▶ **Exercise details**
Below are the records; count how many of their lines contain the word "Management" and give that number only.

Start of Exercise material

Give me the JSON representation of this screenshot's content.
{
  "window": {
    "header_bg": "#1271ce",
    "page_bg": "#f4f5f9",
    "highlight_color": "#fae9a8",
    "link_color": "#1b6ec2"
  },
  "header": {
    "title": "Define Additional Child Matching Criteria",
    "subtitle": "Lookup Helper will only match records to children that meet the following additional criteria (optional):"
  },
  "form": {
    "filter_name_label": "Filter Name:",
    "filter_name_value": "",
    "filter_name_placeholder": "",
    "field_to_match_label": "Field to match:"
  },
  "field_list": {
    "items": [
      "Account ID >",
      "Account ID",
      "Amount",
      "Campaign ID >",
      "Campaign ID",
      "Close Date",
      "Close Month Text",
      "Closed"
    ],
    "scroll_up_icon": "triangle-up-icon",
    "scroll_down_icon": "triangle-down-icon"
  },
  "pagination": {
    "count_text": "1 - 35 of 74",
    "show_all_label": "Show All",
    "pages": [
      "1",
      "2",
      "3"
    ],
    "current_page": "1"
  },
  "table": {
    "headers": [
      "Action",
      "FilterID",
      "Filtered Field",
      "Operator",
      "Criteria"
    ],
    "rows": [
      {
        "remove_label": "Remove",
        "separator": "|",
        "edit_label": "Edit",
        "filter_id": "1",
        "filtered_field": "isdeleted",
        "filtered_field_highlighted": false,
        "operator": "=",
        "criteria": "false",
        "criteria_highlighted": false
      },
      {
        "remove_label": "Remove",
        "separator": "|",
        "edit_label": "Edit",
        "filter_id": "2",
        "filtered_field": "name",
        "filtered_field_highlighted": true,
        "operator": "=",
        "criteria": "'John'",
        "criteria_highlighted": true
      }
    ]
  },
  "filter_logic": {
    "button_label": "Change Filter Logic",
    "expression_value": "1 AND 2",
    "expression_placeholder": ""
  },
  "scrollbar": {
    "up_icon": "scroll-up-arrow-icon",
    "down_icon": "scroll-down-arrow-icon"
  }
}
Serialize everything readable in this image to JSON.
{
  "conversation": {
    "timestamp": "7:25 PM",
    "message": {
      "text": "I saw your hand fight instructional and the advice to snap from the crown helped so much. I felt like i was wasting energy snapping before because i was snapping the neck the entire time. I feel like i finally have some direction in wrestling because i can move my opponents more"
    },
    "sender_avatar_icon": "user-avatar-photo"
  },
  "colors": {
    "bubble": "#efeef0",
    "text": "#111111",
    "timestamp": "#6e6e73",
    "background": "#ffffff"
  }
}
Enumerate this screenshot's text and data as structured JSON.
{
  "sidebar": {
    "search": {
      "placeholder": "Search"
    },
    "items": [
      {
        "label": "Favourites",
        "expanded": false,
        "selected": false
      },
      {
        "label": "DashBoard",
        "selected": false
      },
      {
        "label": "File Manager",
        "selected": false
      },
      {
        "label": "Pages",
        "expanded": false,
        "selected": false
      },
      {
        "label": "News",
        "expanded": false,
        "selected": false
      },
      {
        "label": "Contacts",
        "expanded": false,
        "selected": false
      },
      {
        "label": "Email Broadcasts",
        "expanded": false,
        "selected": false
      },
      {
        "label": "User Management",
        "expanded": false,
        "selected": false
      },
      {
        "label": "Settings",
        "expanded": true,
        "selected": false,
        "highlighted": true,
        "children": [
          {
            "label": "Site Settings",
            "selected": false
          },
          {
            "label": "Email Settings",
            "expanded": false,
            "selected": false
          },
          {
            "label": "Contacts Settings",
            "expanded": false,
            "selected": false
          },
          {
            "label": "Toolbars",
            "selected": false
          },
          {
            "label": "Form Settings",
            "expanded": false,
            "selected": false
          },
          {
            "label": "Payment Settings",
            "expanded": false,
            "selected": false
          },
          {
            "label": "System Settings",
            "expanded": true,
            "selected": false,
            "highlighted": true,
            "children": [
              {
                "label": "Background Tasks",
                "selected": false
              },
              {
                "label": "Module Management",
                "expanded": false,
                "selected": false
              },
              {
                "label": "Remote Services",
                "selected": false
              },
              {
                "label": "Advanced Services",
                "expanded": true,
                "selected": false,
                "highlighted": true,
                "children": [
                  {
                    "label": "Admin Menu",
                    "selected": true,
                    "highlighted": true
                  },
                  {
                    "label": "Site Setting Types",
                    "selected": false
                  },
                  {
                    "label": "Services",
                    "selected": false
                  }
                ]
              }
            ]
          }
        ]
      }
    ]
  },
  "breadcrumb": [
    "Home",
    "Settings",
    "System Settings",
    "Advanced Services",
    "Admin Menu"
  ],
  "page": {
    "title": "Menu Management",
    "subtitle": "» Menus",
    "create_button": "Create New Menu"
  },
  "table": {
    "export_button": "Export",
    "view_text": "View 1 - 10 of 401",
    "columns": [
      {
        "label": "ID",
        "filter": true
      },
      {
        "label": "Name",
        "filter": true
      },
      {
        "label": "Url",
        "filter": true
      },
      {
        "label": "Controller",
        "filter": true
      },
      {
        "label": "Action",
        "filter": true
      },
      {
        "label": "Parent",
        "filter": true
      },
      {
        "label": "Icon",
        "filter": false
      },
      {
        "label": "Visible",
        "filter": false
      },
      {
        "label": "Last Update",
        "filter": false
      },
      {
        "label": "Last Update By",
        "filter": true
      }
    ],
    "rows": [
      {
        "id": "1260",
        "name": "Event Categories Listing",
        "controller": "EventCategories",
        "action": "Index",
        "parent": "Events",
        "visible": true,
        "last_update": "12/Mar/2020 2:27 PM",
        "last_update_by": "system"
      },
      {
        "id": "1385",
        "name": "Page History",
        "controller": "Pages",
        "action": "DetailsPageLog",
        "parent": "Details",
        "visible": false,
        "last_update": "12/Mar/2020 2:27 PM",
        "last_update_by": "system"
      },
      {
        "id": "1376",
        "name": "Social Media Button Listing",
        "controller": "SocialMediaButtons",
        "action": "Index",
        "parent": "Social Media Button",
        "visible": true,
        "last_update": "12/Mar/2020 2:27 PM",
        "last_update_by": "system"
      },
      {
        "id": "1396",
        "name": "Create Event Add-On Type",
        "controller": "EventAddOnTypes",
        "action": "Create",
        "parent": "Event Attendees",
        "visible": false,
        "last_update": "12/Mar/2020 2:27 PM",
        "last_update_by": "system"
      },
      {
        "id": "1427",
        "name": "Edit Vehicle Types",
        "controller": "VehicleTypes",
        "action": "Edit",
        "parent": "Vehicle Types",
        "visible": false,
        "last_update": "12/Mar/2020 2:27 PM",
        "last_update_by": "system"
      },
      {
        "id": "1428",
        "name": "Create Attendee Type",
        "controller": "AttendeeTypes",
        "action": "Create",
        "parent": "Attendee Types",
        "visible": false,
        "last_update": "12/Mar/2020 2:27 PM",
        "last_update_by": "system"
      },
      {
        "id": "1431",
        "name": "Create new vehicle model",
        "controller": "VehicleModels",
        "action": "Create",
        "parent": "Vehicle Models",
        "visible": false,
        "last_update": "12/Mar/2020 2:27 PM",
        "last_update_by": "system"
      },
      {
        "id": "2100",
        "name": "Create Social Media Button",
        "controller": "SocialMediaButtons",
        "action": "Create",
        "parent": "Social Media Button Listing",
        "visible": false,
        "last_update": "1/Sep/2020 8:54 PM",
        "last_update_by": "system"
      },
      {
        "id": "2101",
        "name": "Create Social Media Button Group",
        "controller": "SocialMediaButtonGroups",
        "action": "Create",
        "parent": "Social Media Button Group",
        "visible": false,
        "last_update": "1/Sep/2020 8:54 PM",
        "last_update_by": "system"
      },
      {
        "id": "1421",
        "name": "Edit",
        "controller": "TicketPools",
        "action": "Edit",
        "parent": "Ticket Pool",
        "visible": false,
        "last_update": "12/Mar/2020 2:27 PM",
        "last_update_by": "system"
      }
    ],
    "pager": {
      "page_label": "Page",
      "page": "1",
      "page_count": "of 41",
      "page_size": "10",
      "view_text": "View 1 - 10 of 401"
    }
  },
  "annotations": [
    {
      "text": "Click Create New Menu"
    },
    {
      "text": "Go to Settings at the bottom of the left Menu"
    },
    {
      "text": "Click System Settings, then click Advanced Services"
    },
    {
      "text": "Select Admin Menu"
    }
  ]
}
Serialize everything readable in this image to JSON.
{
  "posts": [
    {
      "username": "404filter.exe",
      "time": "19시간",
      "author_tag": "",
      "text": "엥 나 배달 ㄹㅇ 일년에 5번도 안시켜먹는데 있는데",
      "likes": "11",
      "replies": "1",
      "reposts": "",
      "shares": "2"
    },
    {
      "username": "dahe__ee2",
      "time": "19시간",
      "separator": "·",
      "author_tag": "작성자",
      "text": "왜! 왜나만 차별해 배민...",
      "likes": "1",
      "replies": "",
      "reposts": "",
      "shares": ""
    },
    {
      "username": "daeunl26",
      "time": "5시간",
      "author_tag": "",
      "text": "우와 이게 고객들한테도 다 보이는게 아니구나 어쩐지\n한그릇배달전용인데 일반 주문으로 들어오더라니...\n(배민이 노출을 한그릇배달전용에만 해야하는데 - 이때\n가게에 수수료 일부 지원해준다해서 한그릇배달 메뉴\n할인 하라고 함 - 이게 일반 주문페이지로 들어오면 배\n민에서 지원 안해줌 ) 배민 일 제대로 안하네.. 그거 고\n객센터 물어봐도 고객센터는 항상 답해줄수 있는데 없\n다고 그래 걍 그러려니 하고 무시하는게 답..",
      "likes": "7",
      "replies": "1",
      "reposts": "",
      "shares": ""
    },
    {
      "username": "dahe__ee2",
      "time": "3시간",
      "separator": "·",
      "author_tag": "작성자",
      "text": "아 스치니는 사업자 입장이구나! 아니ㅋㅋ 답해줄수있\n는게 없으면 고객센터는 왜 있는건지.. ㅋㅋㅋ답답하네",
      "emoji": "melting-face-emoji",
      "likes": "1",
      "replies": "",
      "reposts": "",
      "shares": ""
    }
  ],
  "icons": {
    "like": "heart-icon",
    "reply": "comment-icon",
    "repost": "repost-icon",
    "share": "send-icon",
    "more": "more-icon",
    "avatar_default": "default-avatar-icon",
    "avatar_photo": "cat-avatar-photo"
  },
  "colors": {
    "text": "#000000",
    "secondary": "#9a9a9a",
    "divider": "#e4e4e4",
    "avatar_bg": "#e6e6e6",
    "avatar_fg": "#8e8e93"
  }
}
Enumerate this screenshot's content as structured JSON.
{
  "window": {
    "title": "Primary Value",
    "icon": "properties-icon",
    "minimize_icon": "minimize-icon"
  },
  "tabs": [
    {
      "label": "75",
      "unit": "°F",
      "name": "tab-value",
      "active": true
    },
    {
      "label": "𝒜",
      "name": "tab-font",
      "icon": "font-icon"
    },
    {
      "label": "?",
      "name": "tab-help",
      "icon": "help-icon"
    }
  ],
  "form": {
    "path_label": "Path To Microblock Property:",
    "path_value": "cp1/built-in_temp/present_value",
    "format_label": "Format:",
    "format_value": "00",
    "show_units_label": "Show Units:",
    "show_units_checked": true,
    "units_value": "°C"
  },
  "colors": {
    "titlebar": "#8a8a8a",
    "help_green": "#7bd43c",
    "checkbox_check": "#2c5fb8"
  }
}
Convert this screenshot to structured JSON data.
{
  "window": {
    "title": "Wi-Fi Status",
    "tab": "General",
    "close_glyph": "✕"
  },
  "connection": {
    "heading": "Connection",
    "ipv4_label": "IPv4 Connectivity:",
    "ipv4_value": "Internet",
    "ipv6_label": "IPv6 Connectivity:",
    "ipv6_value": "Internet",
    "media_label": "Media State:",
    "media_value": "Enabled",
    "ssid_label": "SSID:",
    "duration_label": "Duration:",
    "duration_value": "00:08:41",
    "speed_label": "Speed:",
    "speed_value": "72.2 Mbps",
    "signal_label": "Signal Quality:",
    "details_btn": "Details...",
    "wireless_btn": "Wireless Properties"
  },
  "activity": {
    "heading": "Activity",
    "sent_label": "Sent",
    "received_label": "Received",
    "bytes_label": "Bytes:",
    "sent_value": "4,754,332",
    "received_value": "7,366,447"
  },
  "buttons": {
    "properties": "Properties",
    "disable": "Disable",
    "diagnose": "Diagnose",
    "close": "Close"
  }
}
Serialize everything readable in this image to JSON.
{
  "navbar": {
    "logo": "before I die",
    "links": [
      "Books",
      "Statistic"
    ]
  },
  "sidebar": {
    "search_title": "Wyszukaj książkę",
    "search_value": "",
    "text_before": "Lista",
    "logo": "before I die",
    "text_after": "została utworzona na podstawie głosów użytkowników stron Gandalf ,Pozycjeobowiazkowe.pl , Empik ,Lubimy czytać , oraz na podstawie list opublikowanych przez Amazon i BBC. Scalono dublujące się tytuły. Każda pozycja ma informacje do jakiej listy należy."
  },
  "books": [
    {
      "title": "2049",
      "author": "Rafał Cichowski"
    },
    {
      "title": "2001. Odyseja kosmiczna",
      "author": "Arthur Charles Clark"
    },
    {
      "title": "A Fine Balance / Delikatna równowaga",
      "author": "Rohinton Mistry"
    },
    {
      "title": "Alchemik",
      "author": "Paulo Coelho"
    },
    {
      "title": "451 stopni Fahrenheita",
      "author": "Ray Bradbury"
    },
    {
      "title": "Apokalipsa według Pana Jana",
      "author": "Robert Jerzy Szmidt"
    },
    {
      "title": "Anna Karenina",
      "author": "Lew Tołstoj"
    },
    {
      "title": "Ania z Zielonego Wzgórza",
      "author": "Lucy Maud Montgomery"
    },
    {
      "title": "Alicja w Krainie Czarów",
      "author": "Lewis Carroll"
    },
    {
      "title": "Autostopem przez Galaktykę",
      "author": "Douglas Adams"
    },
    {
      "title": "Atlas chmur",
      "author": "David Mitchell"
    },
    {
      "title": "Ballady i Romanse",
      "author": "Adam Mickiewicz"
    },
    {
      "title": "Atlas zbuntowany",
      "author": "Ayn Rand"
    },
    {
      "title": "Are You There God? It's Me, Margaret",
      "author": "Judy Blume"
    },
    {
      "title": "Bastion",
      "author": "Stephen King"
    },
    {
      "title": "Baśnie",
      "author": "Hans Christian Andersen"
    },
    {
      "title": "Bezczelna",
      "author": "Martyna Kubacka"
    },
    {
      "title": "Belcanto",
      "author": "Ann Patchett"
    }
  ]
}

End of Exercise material

▶ **Written solution**
3